• [WHAT YOU ARE ASKED TO DO]:
Find the word "logs" in the data, then copy each line where it is found.

=== DATASET EXTRACT ===

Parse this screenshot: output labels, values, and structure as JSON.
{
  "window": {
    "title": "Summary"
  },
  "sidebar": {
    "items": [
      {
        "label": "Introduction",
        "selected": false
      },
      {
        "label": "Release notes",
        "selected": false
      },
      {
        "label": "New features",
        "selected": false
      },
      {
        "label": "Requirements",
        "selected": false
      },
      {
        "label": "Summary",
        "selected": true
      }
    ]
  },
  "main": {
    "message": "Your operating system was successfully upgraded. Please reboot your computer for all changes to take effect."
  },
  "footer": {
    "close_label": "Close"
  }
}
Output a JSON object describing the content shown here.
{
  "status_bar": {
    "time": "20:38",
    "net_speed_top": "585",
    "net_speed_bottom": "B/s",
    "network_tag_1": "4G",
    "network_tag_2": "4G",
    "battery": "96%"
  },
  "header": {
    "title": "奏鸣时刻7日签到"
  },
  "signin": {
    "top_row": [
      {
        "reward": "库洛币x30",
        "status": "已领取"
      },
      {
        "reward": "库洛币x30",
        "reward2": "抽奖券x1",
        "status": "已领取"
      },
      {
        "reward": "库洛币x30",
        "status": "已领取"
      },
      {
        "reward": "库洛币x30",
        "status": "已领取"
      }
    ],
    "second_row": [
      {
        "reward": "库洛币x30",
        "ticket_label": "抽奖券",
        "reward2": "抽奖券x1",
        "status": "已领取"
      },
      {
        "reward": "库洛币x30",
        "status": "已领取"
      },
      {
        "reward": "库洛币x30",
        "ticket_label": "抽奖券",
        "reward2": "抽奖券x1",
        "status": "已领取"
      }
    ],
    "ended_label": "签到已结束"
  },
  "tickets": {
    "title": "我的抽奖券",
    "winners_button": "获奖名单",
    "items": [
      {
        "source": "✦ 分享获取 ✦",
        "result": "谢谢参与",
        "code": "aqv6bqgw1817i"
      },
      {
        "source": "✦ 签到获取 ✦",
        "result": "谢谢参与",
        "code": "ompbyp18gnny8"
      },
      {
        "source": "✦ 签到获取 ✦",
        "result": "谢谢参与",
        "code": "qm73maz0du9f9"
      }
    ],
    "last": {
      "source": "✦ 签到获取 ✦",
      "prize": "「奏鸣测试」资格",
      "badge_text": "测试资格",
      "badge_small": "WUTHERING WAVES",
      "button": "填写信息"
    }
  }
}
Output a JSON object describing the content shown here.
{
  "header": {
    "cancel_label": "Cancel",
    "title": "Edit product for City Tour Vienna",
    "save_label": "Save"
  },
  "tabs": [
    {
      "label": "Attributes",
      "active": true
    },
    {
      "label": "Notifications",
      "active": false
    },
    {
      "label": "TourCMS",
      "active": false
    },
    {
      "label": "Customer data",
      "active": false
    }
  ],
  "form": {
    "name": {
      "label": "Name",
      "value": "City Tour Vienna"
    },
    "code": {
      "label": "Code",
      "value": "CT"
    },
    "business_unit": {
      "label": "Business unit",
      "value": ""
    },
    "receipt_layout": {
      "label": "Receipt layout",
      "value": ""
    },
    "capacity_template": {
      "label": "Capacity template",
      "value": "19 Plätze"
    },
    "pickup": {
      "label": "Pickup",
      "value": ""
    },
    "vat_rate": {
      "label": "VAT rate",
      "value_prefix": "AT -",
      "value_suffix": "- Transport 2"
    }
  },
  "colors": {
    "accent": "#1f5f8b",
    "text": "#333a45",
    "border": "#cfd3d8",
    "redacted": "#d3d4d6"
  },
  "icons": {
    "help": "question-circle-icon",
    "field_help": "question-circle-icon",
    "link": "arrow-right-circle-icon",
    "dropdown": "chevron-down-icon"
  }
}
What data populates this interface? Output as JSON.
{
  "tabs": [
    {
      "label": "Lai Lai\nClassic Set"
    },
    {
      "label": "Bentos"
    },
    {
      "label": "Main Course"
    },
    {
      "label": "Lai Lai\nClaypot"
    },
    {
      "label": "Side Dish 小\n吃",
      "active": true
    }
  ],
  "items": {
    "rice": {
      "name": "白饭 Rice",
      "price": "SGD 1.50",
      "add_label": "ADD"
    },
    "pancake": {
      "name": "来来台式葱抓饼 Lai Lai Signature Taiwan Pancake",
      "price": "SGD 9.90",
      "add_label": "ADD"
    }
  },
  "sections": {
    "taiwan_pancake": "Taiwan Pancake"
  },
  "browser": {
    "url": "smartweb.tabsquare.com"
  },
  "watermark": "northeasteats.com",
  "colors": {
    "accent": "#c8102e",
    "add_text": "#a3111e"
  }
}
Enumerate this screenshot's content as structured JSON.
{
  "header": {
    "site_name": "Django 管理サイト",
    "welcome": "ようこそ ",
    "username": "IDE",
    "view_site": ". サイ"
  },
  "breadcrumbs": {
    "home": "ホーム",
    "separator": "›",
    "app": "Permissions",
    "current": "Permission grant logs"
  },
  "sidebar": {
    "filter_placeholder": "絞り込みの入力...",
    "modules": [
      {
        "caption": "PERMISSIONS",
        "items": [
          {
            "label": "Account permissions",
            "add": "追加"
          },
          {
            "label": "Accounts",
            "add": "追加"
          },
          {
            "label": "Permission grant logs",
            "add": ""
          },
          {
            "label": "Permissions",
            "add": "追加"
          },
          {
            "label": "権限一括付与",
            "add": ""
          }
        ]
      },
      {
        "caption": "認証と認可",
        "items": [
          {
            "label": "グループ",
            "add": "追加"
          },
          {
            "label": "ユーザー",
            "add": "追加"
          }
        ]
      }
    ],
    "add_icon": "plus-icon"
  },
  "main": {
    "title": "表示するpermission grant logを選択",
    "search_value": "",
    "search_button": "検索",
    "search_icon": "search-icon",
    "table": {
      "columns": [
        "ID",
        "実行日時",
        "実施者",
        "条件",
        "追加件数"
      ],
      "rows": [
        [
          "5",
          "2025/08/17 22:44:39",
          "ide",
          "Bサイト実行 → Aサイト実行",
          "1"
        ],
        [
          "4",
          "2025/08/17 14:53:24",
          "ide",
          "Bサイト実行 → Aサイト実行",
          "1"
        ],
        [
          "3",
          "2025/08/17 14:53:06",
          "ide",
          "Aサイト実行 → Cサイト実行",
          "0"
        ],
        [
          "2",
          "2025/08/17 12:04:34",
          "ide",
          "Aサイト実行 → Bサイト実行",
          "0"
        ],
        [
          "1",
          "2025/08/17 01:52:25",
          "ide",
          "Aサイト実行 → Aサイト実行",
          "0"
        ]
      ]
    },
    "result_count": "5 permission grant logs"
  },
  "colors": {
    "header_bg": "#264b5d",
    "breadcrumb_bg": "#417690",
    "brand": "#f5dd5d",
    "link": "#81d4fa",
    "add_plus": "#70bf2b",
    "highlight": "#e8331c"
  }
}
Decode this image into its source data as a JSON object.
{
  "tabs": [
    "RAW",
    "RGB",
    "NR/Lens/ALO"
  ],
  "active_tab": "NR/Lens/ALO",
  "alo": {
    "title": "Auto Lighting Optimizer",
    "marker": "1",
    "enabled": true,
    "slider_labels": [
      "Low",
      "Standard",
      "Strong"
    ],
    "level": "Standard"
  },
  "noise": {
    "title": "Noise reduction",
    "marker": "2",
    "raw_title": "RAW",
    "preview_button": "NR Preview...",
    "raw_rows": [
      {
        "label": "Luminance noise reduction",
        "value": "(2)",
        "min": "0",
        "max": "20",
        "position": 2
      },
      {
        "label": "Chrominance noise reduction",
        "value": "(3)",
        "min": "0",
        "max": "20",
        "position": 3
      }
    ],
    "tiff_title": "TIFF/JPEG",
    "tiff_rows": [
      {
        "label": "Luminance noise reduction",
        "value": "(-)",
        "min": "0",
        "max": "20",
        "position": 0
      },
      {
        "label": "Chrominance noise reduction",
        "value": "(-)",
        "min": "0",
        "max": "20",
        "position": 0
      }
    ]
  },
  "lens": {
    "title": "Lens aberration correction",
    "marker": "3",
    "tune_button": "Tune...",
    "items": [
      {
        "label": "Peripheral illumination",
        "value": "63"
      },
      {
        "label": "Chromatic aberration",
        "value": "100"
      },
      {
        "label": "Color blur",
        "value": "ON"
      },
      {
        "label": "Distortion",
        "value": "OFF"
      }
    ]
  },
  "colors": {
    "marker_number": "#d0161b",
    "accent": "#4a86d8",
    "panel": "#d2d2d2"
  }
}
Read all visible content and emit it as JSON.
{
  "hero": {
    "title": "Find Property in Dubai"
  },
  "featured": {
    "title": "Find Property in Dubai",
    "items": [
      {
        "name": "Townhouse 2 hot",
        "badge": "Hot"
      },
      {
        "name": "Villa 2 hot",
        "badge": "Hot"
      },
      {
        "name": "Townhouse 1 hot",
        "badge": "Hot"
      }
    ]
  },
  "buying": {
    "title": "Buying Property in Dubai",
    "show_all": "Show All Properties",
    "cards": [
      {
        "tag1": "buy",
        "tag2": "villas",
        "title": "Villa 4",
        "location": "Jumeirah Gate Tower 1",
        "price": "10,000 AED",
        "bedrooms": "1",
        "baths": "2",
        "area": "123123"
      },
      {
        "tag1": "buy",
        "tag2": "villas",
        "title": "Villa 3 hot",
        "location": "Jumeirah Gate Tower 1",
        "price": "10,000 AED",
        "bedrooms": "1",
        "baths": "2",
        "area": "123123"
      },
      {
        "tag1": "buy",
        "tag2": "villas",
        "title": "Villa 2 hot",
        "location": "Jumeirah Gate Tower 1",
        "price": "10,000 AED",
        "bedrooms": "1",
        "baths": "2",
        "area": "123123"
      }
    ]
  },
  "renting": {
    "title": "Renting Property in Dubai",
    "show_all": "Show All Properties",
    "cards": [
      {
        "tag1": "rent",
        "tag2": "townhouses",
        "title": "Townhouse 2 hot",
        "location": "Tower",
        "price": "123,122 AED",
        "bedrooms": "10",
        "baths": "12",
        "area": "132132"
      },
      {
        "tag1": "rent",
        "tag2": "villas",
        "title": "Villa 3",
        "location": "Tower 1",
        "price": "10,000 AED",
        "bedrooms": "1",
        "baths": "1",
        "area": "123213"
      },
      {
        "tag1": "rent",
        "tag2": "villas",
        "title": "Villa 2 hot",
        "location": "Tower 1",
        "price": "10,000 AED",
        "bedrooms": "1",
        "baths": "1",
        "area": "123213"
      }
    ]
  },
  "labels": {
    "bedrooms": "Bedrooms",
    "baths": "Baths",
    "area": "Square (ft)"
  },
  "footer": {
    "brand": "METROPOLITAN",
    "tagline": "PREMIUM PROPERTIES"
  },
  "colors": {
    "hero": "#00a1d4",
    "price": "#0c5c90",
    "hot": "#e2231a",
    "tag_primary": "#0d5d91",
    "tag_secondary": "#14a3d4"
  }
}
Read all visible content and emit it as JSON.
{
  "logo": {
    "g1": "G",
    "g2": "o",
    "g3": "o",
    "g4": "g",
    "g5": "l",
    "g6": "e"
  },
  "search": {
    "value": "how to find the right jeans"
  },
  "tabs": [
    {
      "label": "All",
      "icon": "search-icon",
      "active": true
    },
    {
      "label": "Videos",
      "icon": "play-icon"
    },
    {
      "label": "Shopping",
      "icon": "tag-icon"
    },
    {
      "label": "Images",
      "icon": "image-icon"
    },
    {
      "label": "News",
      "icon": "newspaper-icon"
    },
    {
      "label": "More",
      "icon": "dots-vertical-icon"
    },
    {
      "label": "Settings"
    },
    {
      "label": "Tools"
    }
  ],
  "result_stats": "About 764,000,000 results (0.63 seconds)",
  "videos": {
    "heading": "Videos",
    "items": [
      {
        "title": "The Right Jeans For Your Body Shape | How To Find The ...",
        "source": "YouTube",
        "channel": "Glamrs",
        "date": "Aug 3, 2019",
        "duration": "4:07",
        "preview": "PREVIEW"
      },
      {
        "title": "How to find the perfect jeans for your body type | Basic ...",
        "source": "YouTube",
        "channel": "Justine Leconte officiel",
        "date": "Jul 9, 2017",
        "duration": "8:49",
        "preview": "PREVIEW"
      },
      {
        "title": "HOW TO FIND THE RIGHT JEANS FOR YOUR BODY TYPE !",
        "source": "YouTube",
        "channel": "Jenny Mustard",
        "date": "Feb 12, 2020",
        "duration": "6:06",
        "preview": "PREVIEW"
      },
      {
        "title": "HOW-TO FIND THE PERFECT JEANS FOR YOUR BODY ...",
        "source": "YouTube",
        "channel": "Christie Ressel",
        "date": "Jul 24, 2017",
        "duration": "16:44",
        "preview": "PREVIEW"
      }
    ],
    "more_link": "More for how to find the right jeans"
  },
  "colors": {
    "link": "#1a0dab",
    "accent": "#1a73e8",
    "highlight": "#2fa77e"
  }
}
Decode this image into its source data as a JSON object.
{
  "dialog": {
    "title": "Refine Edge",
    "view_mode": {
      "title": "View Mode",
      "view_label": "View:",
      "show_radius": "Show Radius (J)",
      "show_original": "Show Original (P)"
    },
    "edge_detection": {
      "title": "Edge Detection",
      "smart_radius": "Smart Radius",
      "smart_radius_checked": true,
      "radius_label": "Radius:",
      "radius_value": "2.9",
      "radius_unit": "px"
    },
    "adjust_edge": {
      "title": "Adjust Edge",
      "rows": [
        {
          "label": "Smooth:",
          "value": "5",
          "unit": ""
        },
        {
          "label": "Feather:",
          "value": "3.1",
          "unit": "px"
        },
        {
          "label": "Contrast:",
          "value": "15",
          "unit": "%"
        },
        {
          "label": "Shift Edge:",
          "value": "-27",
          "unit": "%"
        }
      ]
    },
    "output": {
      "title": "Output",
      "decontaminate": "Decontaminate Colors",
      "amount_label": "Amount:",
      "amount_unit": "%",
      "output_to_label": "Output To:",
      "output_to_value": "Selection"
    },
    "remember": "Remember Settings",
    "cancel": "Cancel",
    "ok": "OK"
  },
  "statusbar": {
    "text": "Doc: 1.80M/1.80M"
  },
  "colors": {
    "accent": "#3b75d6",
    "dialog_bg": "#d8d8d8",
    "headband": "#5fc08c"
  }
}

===

• [ANSWER FOR THIS EXERCISE]:
    "current": "Permission grant logs"
            "label": "Permission grant logs",
    "result_count": "5 permission grant logs"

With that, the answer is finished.